■ TASK STATEMENT: Copy every line that contains the string "Input" from the entries below.

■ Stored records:
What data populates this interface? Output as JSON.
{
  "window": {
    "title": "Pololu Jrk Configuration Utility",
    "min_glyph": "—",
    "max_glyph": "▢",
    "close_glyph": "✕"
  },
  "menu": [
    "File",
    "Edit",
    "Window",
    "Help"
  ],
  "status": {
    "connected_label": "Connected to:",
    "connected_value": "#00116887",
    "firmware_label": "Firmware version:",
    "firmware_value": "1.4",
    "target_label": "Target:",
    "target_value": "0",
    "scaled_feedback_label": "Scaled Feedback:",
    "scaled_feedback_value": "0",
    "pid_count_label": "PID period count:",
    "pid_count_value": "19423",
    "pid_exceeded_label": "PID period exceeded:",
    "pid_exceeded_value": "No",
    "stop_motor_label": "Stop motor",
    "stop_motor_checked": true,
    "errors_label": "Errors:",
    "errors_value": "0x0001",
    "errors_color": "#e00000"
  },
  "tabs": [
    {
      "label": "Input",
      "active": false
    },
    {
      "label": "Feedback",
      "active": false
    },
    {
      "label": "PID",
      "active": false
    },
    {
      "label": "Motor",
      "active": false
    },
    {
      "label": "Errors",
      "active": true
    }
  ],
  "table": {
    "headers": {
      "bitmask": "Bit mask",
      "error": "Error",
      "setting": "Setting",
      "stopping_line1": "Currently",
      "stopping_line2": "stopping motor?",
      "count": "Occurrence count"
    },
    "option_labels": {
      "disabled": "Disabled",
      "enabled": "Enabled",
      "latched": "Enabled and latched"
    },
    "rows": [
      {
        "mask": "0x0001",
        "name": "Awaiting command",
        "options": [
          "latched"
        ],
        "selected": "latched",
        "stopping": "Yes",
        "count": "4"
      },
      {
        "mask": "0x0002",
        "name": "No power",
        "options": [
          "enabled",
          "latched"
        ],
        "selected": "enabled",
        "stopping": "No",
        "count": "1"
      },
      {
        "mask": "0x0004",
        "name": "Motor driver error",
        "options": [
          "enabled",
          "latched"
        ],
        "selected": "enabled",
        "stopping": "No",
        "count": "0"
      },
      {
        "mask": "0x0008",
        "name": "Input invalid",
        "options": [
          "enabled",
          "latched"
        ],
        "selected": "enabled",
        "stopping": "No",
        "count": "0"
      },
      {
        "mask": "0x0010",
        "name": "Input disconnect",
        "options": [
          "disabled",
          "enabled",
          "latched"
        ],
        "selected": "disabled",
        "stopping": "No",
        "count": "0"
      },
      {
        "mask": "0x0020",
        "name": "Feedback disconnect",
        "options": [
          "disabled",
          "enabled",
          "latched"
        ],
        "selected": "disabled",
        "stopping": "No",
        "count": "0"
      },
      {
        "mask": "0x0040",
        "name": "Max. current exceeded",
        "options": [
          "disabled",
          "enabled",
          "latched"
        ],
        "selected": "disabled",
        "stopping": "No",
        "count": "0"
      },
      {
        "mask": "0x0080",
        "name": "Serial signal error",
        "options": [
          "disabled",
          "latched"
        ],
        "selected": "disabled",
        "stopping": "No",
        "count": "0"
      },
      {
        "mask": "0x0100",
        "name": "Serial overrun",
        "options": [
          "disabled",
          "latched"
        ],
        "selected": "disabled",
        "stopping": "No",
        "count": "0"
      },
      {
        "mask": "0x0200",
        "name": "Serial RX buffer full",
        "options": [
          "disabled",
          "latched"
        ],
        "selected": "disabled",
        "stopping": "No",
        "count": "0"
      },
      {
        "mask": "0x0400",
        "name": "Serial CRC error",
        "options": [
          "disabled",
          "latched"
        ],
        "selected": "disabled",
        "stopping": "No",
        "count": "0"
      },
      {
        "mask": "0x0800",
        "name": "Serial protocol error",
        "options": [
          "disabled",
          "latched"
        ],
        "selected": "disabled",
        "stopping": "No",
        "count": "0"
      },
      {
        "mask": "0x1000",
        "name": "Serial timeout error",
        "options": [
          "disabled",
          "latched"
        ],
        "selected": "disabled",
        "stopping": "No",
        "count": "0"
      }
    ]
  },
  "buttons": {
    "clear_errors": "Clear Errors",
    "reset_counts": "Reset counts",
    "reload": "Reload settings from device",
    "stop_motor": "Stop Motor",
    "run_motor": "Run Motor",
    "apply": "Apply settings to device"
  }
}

■ EXERCISE SOLUTION:
      "label": "Input",
        "name": "Input invalid",
        "name": "Input disconnect",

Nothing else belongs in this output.